Tortorella also fiddled with his second line, promoting John Mitchell from the bottom six and slotting him between Stepan (who leads the Rangers with 19 assists) and Gaborik (who leads the Rangers with 23 goals). Stepan has had excellent chemistry with Gaborik and centred for him and Artem Anisimov. But he was bumped to wing and Anisimov was moved to the fourth line as a centre between Rupp and Wojtek Wolski.
As the game went on, Tortorella juggled things even more, and some of that was because Ruslan Fedotenko left that game with back spasms. It’s unclear who will take his spot if he can’t go on Sunday. Regardless, don’t get used to seeing any set combinations from New York.
But like so many moves Tortorella has made this year, it all worked out for him and his club, especially once they got motoring in the middle frame and forced Toronto into numerous errors, like on the first goal, caused by a bad pass from Mike Komisarek (video) that turned into a great three-way passing play between Wolski and Stepan that was finished off by Rupp early in the period.
The Rangers ability to defend has been one of the bigger surprises of the season. They have become very stingy in their own zone, the product of good positional play that blocks shooting and passing lanes. They’re third in the league in blocked shots with 692 (the Habs lead with 717) led by Dan Girardi, whose 106 blocked shots are fourth in the league (Josh Gorges 122 are tops). Emerging as a top defenceman, Girardi averages over 27 minutes a game.
His partner, Ryan McDonagh (yes, him) is second, averaging 25 minutes a night. He’s also second among Rangers defencemen in plus/minus with a plus-11.
Another big surprise has been the play of blueliner Del Zotto, team leader at plus-24 and a power play quarterback with a big shot.
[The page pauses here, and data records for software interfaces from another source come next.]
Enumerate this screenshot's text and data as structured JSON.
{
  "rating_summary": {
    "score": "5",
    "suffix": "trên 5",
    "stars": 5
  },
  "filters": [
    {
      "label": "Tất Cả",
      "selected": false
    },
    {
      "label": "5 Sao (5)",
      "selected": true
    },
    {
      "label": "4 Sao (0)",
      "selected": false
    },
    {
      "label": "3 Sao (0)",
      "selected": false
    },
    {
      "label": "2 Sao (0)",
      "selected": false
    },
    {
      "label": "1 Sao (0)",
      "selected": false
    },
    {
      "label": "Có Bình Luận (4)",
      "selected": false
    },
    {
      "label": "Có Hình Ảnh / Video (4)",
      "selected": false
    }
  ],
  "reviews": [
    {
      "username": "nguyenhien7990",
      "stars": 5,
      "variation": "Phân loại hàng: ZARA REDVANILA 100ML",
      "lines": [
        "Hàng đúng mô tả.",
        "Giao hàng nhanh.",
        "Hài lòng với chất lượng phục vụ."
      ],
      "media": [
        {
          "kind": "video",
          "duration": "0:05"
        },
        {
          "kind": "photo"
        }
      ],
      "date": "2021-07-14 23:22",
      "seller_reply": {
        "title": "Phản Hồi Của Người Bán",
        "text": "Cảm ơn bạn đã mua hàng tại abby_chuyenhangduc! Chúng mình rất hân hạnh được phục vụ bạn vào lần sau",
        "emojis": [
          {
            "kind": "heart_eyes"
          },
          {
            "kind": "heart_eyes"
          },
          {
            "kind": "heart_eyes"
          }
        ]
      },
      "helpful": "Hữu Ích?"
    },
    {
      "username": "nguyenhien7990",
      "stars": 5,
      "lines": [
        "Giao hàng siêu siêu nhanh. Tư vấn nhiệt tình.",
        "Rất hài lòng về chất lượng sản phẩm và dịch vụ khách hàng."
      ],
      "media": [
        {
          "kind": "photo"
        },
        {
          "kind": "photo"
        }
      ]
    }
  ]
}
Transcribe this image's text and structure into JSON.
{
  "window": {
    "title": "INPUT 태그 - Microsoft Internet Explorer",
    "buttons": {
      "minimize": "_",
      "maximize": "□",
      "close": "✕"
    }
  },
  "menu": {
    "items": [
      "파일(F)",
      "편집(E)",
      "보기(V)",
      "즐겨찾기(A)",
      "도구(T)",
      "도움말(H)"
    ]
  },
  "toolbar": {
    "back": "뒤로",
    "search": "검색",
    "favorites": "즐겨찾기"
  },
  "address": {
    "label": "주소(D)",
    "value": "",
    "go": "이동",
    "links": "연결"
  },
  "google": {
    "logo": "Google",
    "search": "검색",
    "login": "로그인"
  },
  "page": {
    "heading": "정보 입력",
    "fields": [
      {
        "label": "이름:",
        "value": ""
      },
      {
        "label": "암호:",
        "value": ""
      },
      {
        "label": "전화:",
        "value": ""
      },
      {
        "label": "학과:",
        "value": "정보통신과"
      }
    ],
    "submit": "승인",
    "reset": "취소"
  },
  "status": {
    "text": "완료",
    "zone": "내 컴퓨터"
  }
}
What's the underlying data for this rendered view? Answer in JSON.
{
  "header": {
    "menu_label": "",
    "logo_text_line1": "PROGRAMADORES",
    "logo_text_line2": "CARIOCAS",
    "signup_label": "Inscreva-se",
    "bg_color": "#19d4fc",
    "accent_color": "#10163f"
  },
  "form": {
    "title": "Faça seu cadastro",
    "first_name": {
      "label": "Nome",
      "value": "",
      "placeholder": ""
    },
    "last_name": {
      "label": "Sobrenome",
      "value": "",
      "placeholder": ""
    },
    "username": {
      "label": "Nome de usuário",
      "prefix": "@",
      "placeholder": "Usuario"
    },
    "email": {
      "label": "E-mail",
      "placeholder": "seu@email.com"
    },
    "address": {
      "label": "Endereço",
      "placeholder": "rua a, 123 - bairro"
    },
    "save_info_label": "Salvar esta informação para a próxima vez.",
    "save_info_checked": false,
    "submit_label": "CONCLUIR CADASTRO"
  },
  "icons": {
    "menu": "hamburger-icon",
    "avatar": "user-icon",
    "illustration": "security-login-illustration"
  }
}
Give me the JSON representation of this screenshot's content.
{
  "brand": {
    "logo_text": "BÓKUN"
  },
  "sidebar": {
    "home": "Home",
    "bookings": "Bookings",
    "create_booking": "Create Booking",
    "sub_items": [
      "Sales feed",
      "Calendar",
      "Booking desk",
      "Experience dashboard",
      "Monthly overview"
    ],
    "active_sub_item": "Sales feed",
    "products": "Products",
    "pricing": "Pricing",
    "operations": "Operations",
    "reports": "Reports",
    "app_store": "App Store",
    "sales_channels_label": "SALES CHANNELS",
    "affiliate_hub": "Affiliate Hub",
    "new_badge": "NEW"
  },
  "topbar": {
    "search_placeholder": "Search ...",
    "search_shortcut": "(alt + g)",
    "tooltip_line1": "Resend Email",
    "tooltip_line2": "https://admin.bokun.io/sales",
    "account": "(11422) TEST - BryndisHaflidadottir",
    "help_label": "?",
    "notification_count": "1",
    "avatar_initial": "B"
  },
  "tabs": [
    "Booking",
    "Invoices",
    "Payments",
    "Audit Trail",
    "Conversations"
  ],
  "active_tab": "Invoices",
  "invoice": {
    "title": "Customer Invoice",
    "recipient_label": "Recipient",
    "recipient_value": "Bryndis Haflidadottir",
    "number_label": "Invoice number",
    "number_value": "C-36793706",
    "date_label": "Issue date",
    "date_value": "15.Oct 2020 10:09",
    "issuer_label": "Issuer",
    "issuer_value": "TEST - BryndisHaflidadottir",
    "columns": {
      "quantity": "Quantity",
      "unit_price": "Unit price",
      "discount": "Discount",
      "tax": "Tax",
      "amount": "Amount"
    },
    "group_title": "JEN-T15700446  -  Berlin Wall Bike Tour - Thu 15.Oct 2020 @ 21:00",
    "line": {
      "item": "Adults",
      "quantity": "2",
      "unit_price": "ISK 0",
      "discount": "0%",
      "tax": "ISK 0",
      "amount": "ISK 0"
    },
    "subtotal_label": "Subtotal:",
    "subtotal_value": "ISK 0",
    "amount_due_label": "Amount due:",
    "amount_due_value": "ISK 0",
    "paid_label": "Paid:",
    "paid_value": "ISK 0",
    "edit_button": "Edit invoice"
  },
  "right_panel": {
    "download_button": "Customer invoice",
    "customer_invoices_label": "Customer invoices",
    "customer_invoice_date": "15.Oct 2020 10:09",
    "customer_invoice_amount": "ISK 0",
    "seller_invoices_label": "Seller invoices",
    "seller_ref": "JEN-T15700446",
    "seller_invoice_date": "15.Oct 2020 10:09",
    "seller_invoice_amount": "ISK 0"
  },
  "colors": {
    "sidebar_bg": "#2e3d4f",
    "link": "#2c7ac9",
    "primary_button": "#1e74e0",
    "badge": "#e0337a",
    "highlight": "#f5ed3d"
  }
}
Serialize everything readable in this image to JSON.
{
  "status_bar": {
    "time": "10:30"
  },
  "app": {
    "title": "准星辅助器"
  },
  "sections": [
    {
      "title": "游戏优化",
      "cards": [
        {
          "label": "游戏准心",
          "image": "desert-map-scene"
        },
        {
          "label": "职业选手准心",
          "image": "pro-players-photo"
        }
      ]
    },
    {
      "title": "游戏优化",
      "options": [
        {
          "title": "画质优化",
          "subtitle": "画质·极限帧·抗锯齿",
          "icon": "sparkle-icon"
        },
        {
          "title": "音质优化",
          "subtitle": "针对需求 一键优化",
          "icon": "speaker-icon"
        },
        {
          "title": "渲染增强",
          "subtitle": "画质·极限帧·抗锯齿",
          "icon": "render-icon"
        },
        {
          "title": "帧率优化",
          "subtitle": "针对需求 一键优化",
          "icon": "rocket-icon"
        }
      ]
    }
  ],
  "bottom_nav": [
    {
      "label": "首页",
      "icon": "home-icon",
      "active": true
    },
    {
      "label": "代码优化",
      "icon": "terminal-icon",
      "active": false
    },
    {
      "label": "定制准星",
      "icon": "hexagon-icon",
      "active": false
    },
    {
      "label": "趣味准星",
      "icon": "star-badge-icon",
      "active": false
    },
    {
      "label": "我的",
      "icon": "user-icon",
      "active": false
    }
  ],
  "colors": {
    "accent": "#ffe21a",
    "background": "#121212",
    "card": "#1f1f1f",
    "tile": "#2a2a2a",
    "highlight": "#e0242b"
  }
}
He wa a turnover machine in his first two NHL seasons, but he has matured and gained confidence this season and has Tortorella’s confidence as well.
With former All-Star Marc Staal back and regaining his form after missing most of the season with post-concussion symptoms, they are becoming even better defensively. They’re 5-1 since his return and have given up only nine goals. Staal is being used more than when he started out at the Winter Classic playing under 13 minutes. He’s now up to around 19.
The Rangers power play is no great shakes for a team first overall. They’re 23rd, clicking at only a 14.6 rate. The penalty kill is better, sixth in the league, negating 86.4 percent of opponents’ man advantage chances. They also have six shorthanded goals. They have to be good on the PK — they are among the most penalized team in the NHL, averaging almost 14 minutes a game. They also are tied with the Bruins for most major penalties, 33.
Here’s how the Rangers might start the game on Sunday (assuming Fedotenko can play). Then again maybe not. And even if they do, don’t expect it to stay that way.
Carl Hagelin-Brad Richards-Ryan Callahan
Derek Stepan-John Mitchell-Marian Gaborik
Ruslan Fedotenko-Brian Boyle-Brandon Prust
Mike Rupp-Artem Anisimov-Wojtek Wolski
Ryan McDonagh-Dan Girardi
Michael Del Zotto-Anton Stralman
Marc Staal-Anton Stralman